The inspiration for this map came from the London Underground map – which in fact is not a map but a schematic diagram. As a schematic diagram it shows not the geographic but the relative positions of stations along the lines, stations’ connective relations with each other and their fare zone locations.

This infographic has been commissioned by PS Translation to showcase their range of
translation services.

I also think this is a fantastic example of a infographic used for marketing purposes.  It’s not an outright advertisement, but it is certainly a related topic to a translation service done in a very appealing design style.

Thanks for the link James!

Tuesday
Sep072010

Labor Day by the Numbers

Appropriate for this week in the U.S., Labor Day by the Numbers takes an infographic look at labor statistics, top jobs in the U.S. and facts about the Labor Day holiday.  From fixr.com.

Thanks to Andreas and Thussa for the link!

Tuesday
Sep072010

GE Ecomagination Challenge “Powering the Grid” Visualized

From GE, this is a visual interface/tracking system of the Ecomagination Challenge: Powering The Grid.

This is a data-heavy visualization.  Each submitted idea is a dot, and the concentric rings are a timeline expanding outward from July 2010 to today.  The dot colors represent the idea categories (Create Power, Connect Power and Use Power).  The size of the dot represents how many votes each idea has received and the additional halo around a dot represents the number of comments left by others on that idea.  I can’t tell, but I hope they use the values to calculate the “area” of each dot and not it’s “diameter”!

“…our data visualization teams have put their design skills to work on GE’s new “ecomagination Challenge: Powering the Grid.” Backed by $200 million in venture capital funds from GE and its partners, the goal is to find the best ideas from researchers and entrepreneurs that will help accelerate the adoption of smart grid technologies. But it can be a daunting task plowing through the more than 1,400 submissions to-date (and growing). So, as you can see in the data visualization, the entries have been represented graphically, with the circles representing clickable ideas.”
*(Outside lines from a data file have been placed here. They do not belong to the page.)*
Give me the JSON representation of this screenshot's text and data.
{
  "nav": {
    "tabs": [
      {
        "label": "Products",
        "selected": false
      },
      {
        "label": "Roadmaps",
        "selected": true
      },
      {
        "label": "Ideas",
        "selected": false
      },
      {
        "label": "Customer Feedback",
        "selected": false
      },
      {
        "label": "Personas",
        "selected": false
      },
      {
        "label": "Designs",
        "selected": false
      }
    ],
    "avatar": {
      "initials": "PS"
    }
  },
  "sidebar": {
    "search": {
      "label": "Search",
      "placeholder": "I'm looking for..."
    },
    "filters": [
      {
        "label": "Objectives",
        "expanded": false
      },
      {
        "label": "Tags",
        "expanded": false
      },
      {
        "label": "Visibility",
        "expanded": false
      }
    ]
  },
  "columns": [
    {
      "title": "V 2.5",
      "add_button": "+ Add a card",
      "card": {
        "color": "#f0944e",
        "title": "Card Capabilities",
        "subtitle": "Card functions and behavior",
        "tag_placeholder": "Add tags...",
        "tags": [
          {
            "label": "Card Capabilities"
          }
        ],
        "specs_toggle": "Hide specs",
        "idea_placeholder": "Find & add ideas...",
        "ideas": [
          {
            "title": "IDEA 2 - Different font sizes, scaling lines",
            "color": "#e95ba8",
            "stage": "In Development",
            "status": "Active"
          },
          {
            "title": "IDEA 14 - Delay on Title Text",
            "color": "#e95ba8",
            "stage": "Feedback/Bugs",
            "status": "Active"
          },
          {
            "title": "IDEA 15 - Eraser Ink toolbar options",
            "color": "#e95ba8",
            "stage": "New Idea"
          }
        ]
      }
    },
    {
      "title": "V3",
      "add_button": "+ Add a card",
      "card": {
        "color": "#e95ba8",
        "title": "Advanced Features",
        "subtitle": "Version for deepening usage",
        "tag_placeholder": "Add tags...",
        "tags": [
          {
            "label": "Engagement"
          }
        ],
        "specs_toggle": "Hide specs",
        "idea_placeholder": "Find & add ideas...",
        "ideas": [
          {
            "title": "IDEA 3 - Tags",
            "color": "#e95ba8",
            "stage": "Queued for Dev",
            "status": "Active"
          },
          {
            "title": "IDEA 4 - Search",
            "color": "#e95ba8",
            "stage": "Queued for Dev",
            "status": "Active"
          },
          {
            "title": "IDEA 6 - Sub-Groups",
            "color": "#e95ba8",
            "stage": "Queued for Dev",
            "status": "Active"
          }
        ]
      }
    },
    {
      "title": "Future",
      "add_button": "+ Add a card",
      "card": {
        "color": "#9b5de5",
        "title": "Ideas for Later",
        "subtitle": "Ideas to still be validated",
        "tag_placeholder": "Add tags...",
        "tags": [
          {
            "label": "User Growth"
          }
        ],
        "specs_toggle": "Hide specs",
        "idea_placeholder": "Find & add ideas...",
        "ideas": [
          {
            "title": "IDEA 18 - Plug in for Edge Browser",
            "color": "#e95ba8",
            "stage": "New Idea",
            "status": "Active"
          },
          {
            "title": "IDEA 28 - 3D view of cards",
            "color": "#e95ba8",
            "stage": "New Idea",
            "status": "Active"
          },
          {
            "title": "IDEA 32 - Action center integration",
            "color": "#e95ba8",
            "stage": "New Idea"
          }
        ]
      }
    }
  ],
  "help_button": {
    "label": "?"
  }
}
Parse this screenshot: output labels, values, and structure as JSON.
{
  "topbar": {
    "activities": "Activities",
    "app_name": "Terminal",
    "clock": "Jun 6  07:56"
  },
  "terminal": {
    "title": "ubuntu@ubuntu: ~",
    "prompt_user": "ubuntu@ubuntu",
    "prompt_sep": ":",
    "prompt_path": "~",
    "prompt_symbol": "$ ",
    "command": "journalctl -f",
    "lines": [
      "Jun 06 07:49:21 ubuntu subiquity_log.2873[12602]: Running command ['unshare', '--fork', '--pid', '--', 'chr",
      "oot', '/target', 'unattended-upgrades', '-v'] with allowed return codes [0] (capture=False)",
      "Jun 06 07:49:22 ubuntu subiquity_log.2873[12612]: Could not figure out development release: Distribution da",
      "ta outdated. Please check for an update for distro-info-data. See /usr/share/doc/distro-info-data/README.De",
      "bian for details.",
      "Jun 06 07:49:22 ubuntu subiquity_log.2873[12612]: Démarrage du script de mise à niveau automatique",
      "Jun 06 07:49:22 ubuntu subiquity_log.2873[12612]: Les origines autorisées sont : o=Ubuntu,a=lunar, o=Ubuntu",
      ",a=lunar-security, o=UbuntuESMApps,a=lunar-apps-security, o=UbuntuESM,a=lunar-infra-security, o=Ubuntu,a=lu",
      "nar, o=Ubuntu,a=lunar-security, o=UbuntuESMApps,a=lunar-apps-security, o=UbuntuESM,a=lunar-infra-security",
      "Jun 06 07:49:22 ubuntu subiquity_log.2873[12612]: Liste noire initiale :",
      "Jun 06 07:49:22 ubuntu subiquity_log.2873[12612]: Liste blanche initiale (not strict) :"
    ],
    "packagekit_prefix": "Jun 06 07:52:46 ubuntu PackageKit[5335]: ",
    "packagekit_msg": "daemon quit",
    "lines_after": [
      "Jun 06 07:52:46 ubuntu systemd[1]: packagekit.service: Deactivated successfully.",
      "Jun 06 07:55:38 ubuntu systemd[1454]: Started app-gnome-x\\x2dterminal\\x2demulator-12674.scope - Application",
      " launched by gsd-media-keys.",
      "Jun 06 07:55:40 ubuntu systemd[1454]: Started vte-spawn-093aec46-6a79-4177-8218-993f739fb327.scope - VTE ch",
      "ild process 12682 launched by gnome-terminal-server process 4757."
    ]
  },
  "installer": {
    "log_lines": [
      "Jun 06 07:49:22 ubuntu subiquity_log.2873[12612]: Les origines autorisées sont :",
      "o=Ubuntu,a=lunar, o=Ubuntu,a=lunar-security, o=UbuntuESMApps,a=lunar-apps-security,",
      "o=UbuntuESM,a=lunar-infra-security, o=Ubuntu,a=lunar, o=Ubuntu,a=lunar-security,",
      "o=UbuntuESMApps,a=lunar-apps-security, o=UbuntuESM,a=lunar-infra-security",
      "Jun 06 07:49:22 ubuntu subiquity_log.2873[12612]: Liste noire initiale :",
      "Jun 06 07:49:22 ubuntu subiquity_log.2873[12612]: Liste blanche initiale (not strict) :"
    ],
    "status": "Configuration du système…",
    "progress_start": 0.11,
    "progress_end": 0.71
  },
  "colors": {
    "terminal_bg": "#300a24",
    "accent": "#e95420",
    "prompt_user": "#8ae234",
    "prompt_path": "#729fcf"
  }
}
I really like the Solar Roadways idea!

Thanks to Megan for sending the link!